One of the largest varieties of flowering Allium is called Globemaster, and it reaches 2 ½ to 3 feet tall with flower clusters that are a full 8 inches wide! This terrific Dutch hybrid blooms for up to 3 weeks, repeating more reliably than many other Allium varieties. Because it’s sterile plant, it puts all its energy into producing more flowers instead of making seeds. The result is a large, dramatic flowering plant that makes a great focal point in the garden. Available from WaysideGardens.com. It thrives in USDA Zones 4-8.
Hyacinth bulbs are another popular flower in the spring garden. The flower stalks are sweetly fragrance, filling the air with the smell of springtime. The blooms are quite long lasting, and the strong stems refuse to topple even in strong spring winds or rainstorms.
A variety called Apricot Passion introduces a subtle shade of apricot-pink to the world of hyacinth flowers.
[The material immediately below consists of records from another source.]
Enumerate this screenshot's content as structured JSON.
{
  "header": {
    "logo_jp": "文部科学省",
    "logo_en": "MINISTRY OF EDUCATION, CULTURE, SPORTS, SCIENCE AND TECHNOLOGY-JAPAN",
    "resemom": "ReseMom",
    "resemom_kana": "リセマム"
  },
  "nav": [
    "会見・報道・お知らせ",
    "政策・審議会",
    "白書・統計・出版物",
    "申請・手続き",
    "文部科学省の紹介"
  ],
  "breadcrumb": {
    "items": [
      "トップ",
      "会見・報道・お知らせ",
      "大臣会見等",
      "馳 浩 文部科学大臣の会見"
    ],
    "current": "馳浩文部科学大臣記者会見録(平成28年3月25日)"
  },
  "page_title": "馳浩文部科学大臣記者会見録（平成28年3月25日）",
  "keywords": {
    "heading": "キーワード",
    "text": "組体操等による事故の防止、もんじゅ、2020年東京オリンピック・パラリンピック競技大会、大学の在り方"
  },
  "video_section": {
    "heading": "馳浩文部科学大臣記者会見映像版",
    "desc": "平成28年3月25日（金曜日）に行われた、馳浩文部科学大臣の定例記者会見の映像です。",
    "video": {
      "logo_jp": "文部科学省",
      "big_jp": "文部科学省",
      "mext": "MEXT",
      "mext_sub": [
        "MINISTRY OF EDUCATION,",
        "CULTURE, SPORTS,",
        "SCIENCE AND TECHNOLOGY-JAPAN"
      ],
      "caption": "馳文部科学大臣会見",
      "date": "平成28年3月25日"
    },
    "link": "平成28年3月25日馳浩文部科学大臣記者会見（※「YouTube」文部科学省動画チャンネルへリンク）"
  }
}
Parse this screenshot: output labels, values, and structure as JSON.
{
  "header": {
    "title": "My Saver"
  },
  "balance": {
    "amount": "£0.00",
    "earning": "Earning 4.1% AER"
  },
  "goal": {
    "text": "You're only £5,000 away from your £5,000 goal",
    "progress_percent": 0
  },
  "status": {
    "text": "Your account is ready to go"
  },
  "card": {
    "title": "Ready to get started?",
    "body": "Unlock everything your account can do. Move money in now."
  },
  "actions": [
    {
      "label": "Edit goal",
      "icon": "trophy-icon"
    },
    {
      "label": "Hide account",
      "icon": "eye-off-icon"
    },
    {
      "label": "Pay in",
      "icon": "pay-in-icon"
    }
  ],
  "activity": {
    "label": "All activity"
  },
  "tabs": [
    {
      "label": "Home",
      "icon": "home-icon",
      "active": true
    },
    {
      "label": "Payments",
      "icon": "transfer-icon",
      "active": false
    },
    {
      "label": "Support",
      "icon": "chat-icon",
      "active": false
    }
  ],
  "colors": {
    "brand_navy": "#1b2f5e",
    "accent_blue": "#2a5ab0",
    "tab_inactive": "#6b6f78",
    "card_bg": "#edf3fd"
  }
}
In full bloom, the flower stalks are covered with large star-shaped florets. The flowers can reach 8-12 inches tall, making them and excellent choice for borders and walkways in the spring garden. Apricot Passion Hyacinth can be grown in USDA zones 4-9, so it’s a great choice for warmer climates where other bulbs can sometimes struggle. Bulbs are available from Burpee.com.
Ipheion, more commonly known as Starflower, might just be the longest-blooming bulb in the spring garden. Starflower ‘Jessie’, from WaysideGardens.com, is a close relative of Allium, and it blooms readily even in the shade. The deep blue flowers feature wide, flat petals and black and yellow dotted centers that look absolutely nothing like globe-shaped Allium flowers. Best of all, the flowers can last up to 8 weeks in the spring garden.
The blossoms have a pleasant aroma, and the foliage has an onion-like scent that is effective in repelling nibbling animals like rabbits and deer. When not in bloom, the little plant reaches just a few inches tall. When topped with flowers, it is 9 to 12 inches tall. The foliage often goes dormant in the heat of summer and reappears in the fall. Starflower ‘Jessie’ was developed by Tony Hall of the Royal Botanic Gardens at Kew. It thrives in USDA Zones 5-9, making it a good choice for warmer climates.
A step-by-step guide to planting fall bulbs
- Choose the best planting sites. Select spots near walkways and patios where the flowers will be most visible. Most spring-flowering bulbs aren’t too picky about growing conditions, as long as the soil drains well.
- Select and order your favorite bulbs.
- Plant at the right time. Bulbs do best when planted as the ground starts to cool down in early- to mid-autumn, but not so late that they’ll freeze right away. A good rule of thumb is to wait until evening temperatures consistently cool down to 40-49 degrees F. For most climates, this will be about 6 weeks before the average first frost date.
- Dig a hole for each bulb. To make the job easier, use a handy planting tool called the DIY Guru Auger from PowerPlanter.com. This tool fits right into a hand-held power drill, and it quickly drills holes into the soil that are perfect for planting fall bulbs. (The tough steel DIY Guru Auger is also great for other jobs around the house and garden like mixing gallons of paint or batches of fertilizer.)
- Add a little compost into the hole and drop in a bulb (pointy side up).
- Gently fill in the hole with the loose soil and pat it down.
- Water well to encourage the bulb to start growing roots.
- Give your buried bulbs a little water during really dry spells in winter.
This story contains sponsored content.